REQUIREMENT:
Only the pictures are to be dropped, and the rest of the data should be copied exactly.

INFORMATION PROVIDED:
----

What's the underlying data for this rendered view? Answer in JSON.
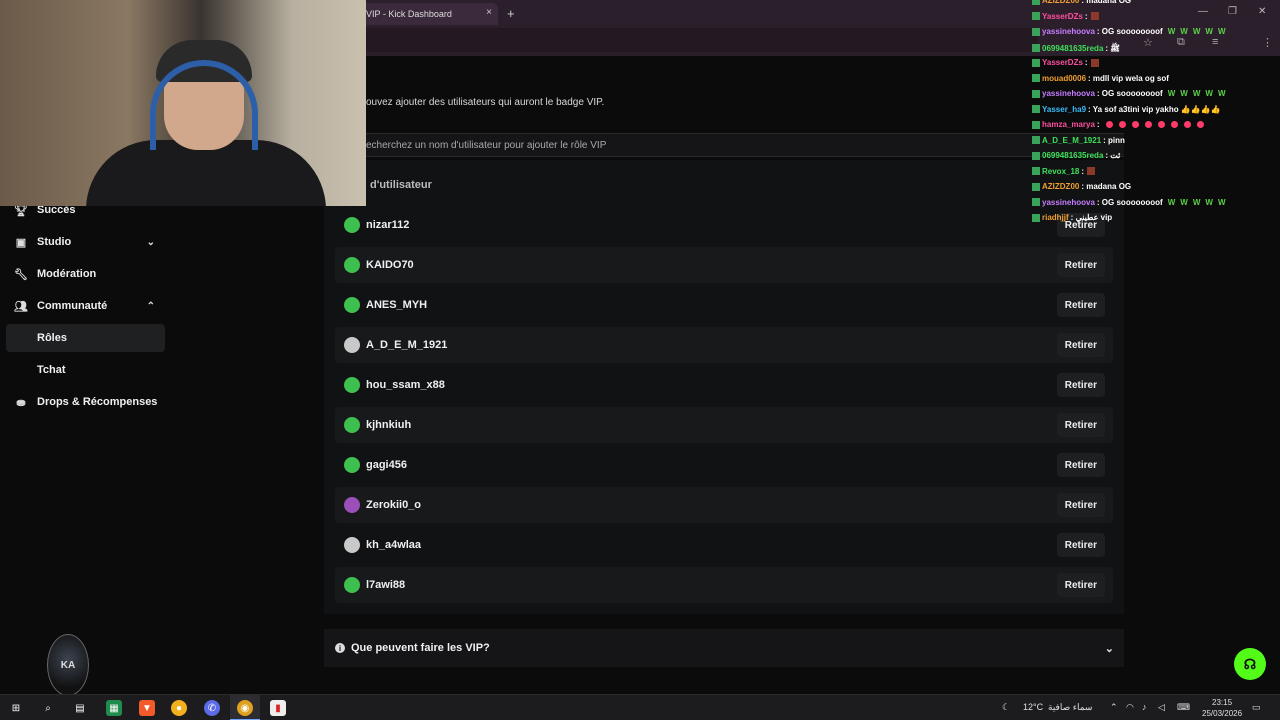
{
  "browser": {
    "tab_title": "VIP - Kick Dashboard",
    "tab_close": "×",
    "new_tab": "+",
    "window_controls": [
      "—",
      "❐",
      "✕"
    ]
  },
  "sidebar": {
    "items": [
      {
        "label": "Succès",
        "icon": "trophy-icon"
      },
      {
        "label": "Studio",
        "icon": "video-icon",
        "chevron": "chevron-down"
      },
      {
        "label": "Modération",
        "icon": "wrench-icon"
      },
      {
        "label": "Communauté",
        "icon": "users-icon",
        "chevron": "chevron-up"
      },
      {
        "label": "Rôles"
      },
      {
        "label": "Tchat"
      },
      {
        "label": "Drops & Récompenses",
        "icon": "gift-icon"
      }
    ],
    "logo_text": "KA"
  },
  "main": {
    "intro": "ouvez ajouter des utilisateurs qui auront le badge VIP.",
    "search_placeholder": "echerchez un nom d'utilisateur pour ajouter le rôle VIP",
    "column_header": "d'utilisateur",
    "remove_label": "Retirer",
    "users": [
      {
        "name": "nizar112",
        "avatar": "green"
      },
      {
        "name": "KAIDO70",
        "avatar": "green"
      },
      {
        "name": "ANES_MYH",
        "avatar": "green"
      },
      {
        "name": "A_D_E_M_1921",
        "avatar": "grey"
      },
      {
        "name": "hou_ssam_x88",
        "avatar": "green"
      },
      {
        "name": "kjhnkiuh",
        "avatar": "green"
      },
      {
        "name": "gagi456",
        "avatar": "green"
      },
      {
        "name": "Zerokii0_o",
        "avatar": "purple"
      },
      {
        "name": "kh_a4wlaa",
        "avatar": "grey"
      },
      {
        "name": "l7awi88",
        "avatar": "green"
      }
    ],
    "faq_title": "Que peuvent faire les VIP?"
  },
  "chat": {
    "lines": [
      {
        "user": "AZIZDZ00",
        "color": "#f0a030",
        "text": ": madana OG"
      },
      {
        "user": "YasserDZs",
        "color": "#ff4fa0",
        "text": ":",
        "emote": true
      },
      {
        "user": "yassinehoova",
        "color": "#c77dff",
        "text": ": OG soooooooof",
        "w": 5
      },
      {
        "user": "0699481635reda",
        "color": "#3de05a",
        "text": ": ﷺ"
      },
      {
        "user": "YasserDZs",
        "color": "#ff4fa0",
        "text": ":",
        "emote": true
      },
      {
        "user": "mouad0006",
        "color": "#f0a030",
        "text": ": mdll vip wela og sof"
      },
      {
        "user": "yassinehoova",
        "color": "#c77dff",
        "text": ": OG soooooooof",
        "w": 5
      },
      {
        "user": "Yasser_ha9",
        "color": "#38bdf8",
        "text": ": Ya sof a3tini vip yakho 👍👍👍👍"
      },
      {
        "user": "hamza_marya",
        "color": "#ff4fa0",
        "text": ":",
        "pink": true
      },
      {
        "user": "A_D_E_M_1921",
        "color": "#3de05a",
        "text": ": pinn"
      },
      {
        "user": "0699481635reda",
        "color": "#3de05a",
        "text": ": ئت"
      },
      {
        "user": "Revox_18",
        "color": "#3de05a",
        "text": ":",
        "emote": true
      },
      {
        "user": "AZIZDZ00",
        "color": "#f0a030",
        "text": ": madana OG"
      },
      {
        "user": "yassinehoova",
        "color": "#c77dff",
        "text": ": OG soooooooof",
        "w": 5
      },
      {
        "user": "riadhjjf",
        "color": "#f0a030",
        "text": ": عطيني vip"
      }
    ],
    "w_glyph": "W"
  },
  "taskbar": {
    "weather": "12°C",
    "weather_desc": "سماء صافية",
    "time": "23:15",
    "date": "25/03/2026"
  }
}
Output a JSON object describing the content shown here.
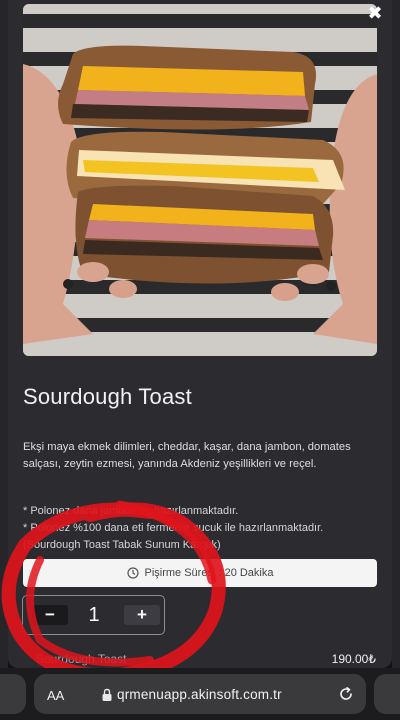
{
  "modal": {
    "close_symbol": "✖",
    "title": "Sourdough Toast",
    "description": "Ekşi maya ekmek dilimleri, cheddar, kaşar, dana jambon, domates salçası, zeytin ezmesi, yanında Akdeniz yeşillikleri ve reçel.",
    "notes": [
      "* Polonez dana jambon ile hazırlanmaktadır.",
      "* Polonez %100 dana eti fermente sucuk ile hazırlanmaktadır.",
      "(Sourdough Toast Tabak Sunum Karışık)"
    ],
    "prep_time": "Pişirme Süresi : 20 Dakika",
    "prep_icon": "clock-icon",
    "quantity": {
      "minus_label": "−",
      "value": "1",
      "plus_label": "+"
    },
    "footer_item_name": "Sourdough Toast",
    "price": "190.00₺"
  },
  "browser": {
    "text_size_label": "AA",
    "url": "qrmenuapp.akinsoft.com.tr",
    "lock_icon": "lock-icon",
    "reload_icon": "reload-icon"
  },
  "colors": {
    "modal_bg": "#2b2b30",
    "scribble": "#e0141c",
    "safari_bar": "#1c1c1e"
  }
}
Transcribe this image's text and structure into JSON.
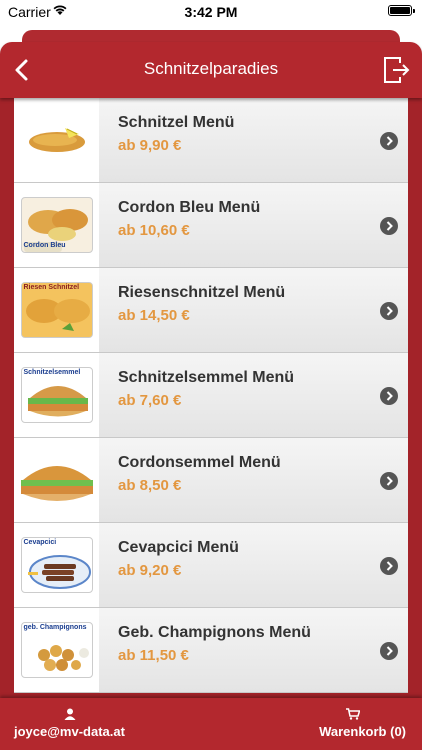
{
  "status_bar": {
    "carrier": "Carrier",
    "time": "3:42 PM"
  },
  "header": {
    "title": "Schnitzelparadies",
    "back_icon": "chevron-left-icon",
    "logout_icon": "logout-icon"
  },
  "menu_items": [
    {
      "name": "Schnitzel Menü",
      "price": "ab 9,90 €",
      "thumb_label": ""
    },
    {
      "name": "Cordon Bleu Menü",
      "price": "ab 10,60 €",
      "thumb_label": "Cordon Bleu"
    },
    {
      "name": "Riesenschnitzel Menü",
      "price": "ab 14,50 €",
      "thumb_label": "Riesen Schnitzel"
    },
    {
      "name": "Schnitzelsemmel Menü",
      "price": "ab 7,60 €",
      "thumb_label": "Schnitzelsemmel"
    },
    {
      "name": "Cordonsemmel Menü",
      "price": "ab 8,50 €",
      "thumb_label": ""
    },
    {
      "name": "Cevapcici Menü",
      "price": "ab 9,20 €",
      "thumb_label": "Cevapcici"
    },
    {
      "name": "Geb. Champignons Menü",
      "price": "ab 11,50 €",
      "thumb_label": "geb. Champignons"
    }
  ],
  "footer": {
    "user_email": "joyce@mv-data.at",
    "cart_label": "Warenkorb (0)"
  },
  "colors": {
    "brand_red": "#b3282e",
    "price_orange": "#e39740"
  }
}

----

RESPONSE:
What's the underlying data for this rendered view? Answer in JSON.
{
  "browser": {
    "tab_title": "VIP - Kick Dashboard",
    "tab_close": "×",
    "new_tab": "+",
    "window_controls": [
      "—",
      "❐",
      "✕"
    ]
  },
  "sidebar": {
    "items": [
      {
        "label": "Succès",
        "icon": "trophy-icon"
      },
      {
        "label": "Studio",
        "icon": "video-icon",
        "chevron": "chevron-down"
      },
      {
        "label": "Modération",
        "icon": "wrench-icon"
      },
      {
        "label": "Communauté",
        "icon": "users-icon",
        "chevron": "chevron-up"
      },
      {
        "label": "Rôles"
      },
      {
        "label": "Tchat"
      },
      {
        "label": "Drops & Récompenses",
        "icon": "gift-icon"
      }
    ],
    "logo_text": "KA"
  },
  "main": {
    "intro": "ouvez ajouter des utilisateurs qui auront le badge VIP.",
    "search_placeholder": "echerchez un nom d'utilisateur pour ajouter le rôle VIP",
    "column_header": "d'utilisateur",
    "remove_label": "Retirer",
    "users": [
      {
        "name": "nizar112",
        "avatar": "green"
      },
      {
        "name": "KAIDO70",
        "avatar": "green"
      },
      {
        "name": "ANES_MYH",
        "avatar": "green"
      },
      {
        "name": "A_D_E_M_1921",
        "avatar": "grey"
      },
      {
        "name": "hou_ssam_x88",
        "avatar": "green"
      },
      {
        "name": "kjhnkiuh",
        "avatar": "green"
      },
      {
        "name": "gagi456",
        "avatar": "green"
      },
      {
        "name": "Zerokii0_o",
        "avatar": "purple"
      },
      {
        "name": "kh_a4wlaa",
        "avatar": "grey"
      },
      {
        "name": "l7awi88",
        "avatar": "green"
      }
    ],
    "faq_title": "Que peuvent faire les VIP?"
  },
  "chat": {
    "lines": [
      {
        "user": "AZIZDZ00",
        "color": "#f0a030",
        "text": ": madana OG"
      },
      {
        "user": "YasserDZs",
        "color": "#ff4fa0",
        "text": ":",
        "emote": true
      },
      {
        "user": "yassinehoova",
        "color": "#c77dff",
        "text": ": OG soooooooof",
        "w": 5
      },
      {
        "user": "0699481635reda",
        "color": "#3de05a",
        "text": ": ﷺ"
      },
      {
        "user": "YasserDZs",
        "color": "#ff4fa0",
        "text": ":",
        "emote": true
      },
      {
        "user": "mouad0006",
        "color": "#f0a030",
        "text": ": mdll vip wela og sof"
      },
      {
        "user": "yassinehoova",
        "color": "#c77dff",
        "text": ": OG soooooooof",
        "w": 5
      },
      {
        "user": "Yasser_ha9",
        "color": "#38bdf8",
        "text": ": Ya sof a3tini vip yakho 👍👍👍👍"
      },
      {
        "user": "hamza_marya",
        "color": "#ff4fa0",
        "text": ":",
        "pink": true
      },
      {
        "user": "A_D_E_M_1921",
        "color": "#3de05a",
        "text": ": pinn"
      },
      {
        "user": "0699481635reda",
        "color": "#3de05a",
        "text": ": ئت"
      },
      {
        "user": "Revox_18",
        "color": "#3de05a",
        "text": ":",
        "emote": true
      },
      {
        "user": "AZIZDZ00",
        "color": "#f0a030",
        "text": ": madana OG"
      },
      {
        "user": "yassinehoova",
        "color": "#c77dff",
        "text": ": OG soooooooof",
        "w": 5
      },
      {
        "user": "riadhjjf",
        "color": "#f0a030",
        "text": ": عطيني vip"
      }
    ],
    "w_glyph": "W"
  },
  "taskbar": {
    "weather": "12°C",
    "weather_desc": "سماء صافية",
    "time": "23:15",
    "date": "25/03/2026"
  }
}
Output a JSON object describing the content shown here.
{
  "modal": {
    "close_symbol": "✖",
    "title": "Sourdough Toast",
    "description": "Ekşi maya ekmek dilimleri, cheddar, kaşar, dana jambon, domates salçası, zeytin ezmesi, yanında Akdeniz yeşillikleri ve reçel.",
    "notes": [
      "* Polonez dana jambon ile hazırlanmaktadır.",
      "* Polonez %100 dana eti fermente sucuk ile hazırlanmaktadır.",
      "(Sourdough Toast Tabak Sunum Karışık)"
    ],
    "prep_time": "Pişirme Süresi : 20 Dakika",
    "prep_icon": "clock-icon",
    "quantity": {
      "minus_label": "−",
      "value": "1",
      "plus_label": "+"
    },
    "footer_item_name": "Sourdough Toast",
    "price": "190.00₺"
  },
  "browser": {
    "text_size_label": "AA",
    "url": "qrmenuapp.akinsoft.com.tr",
    "lock_icon": "lock-icon",
    "reload_icon": "reload-icon"
  },
  "colors": {
    "modal_bg": "#2b2b30",
    "scribble": "#e0141c",
    "safari_bar": "#1c1c1e"
  }
}
Transcribe this image's text and structure into JSON.
{
  "status_bar": {
    "carrier": "Carrier",
    "time": "3:42 PM"
  },
  "header": {
    "title": "Schnitzelparadies",
    "back_icon": "chevron-left-icon",
    "logout_icon": "logout-icon"
  },
  "menu_items": [
    {
      "name": "Schnitzel Menü",
      "price": "ab 9,90 €",
      "thumb_label": ""
    },
    {
      "name": "Cordon Bleu Menü",
      "price": "ab 10,60 €",
      "thumb_label": "Cordon Bleu"
    },
    {
      "name": "Riesenschnitzel Menü",
      "price": "ab 14,50 €",
      "thumb_label": "Riesen Schnitzel"
    },
    {
      "name": "Schnitzelsemmel Menü",
      "price": "ab 7,60 €",
      "thumb_label": "Schnitzelsemmel"
    },
    {
      "name": "Cordonsemmel Menü",
      "price": "ab 8,50 €",
      "thumb_label": ""
    },
    {
      "name": "Cevapcici Menü",
      "price": "ab 9,20 €",
      "thumb_label": "Cevapcici"
    },
    {
      "name": "Geb. Champignons Menü",
      "price": "ab 11,50 €",
      "thumb_label": "geb. Champignons"
    }
  ],
  "footer": {
    "user_email": "joyce@mv-data.at",
    "cart_label": "Warenkorb (0)"
  },
  "colors": {
    "brand_red": "#b3282e",
    "price_orange": "#e39740"
  }
}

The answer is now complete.